Gold pressed to try the case by August 17, noting the scheduling constraints of his other trials. I'm not forcing it, but on the other hand if we're not there and you want more time, then we're into at least September 21, he said on the call.
State Department spokesman Robert Wood said he was not aware that the agreement in principle was in danger of falling apart.
UBS shares rose on Friday. They closed up 2.8 percent at 16.34 Swiss francs in Switzerland, and ended 2.3 percent higher at $15.11 in New York on a day when the DJ US Financials <.DJUSFN> was up 2.8 percent.
The case has rippled across the global offshore banking industry because it marks the biggest legal challenge ever to Switzerland's bank secrecy.
Any settlement that involves the disclosure of any number of names raises serious questions about the viability of Swiss secrecy laws, Asher Rubinstein, a partner at law firm Rubinstein & Rubinstein, said in an emailed comment.
In February, UBS agreed to pay $780 million to settle criminal charges it was facing under a separate but parallel tax dispute with the U.S. government. It agreed to hand over data related to about 250 U.S. clients who held secret accounts and promised to close its offshore business to U.S. clients.
UBS' U.S. clients are believed to include many Americans with European roots who inherited substantial wealth; well-traveled businesspeople who received offshore compensation via Swiss accounts; and people whose main objective from the beginning in opening such accounts was to avoid taxes.
Some offshore accountholders facing investigation for tax evasion have already come forward to authorities in a voluntary disclosure program.
People who don't come forward are playing Russian roulette with the tax laws, said Charles Falk, an attorney in Mendham, New Jersey, who has handled over 60 voluntary disclosure cases. People who don't come forward are basically daring the IRS to find out about it.

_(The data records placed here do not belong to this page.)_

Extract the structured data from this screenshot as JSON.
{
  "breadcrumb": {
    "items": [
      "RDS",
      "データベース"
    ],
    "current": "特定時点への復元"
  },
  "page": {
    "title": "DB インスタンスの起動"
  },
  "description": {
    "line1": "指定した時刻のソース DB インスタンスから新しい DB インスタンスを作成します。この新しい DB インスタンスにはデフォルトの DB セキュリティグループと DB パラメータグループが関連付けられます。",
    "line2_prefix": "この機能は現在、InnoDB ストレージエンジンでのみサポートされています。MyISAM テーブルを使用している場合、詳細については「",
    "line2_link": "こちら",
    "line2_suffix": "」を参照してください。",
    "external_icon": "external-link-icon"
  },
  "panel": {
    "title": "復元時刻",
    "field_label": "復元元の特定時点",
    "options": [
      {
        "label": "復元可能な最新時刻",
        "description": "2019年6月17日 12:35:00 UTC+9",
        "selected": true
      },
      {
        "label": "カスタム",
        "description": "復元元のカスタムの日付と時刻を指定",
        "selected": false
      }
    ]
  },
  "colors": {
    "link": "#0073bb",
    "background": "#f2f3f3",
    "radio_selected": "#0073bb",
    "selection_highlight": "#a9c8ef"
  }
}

Officials said the Swiss government rolled back its regulations to the limit to transfer the data without formally violating its laws, but tax lawyers said the case was a blow to bank secrecy.
Swiss banking rules have been under pressure for years and are gradually eroding. The Swiss government made concessions in March to abandon the distinction between tax fraud and tax evasion when dealing with foreign authorities.
Some 5.8 billion Swiss francs (about $5.4 billion) flowed out of UBS' Wealth Management America franchise in the second quarter, which the bank linked to the U.S. tax spat.
A successful deal with U.S. authorities could resolve UBS' troubles on this front, but not necessarily those of other global banks the U.S. Internal Revenue Service also may pursue.
The IRS has not specified which banks it could decide to go after, but has said they would be foreign-based like UBS.
UBS has 34,000 employees in the United States, more than rivals Morgan Stanley
(Reporting by Tom Brown; Additional reporting by Jim Loney in Miami, Lisa Jucca in Zurich, Juan Lagorio in New York; Additional writing by Jonathan Spicer and Christian Plumb in New York; Editing by Jim Loney, John Wallace, Gary Hill)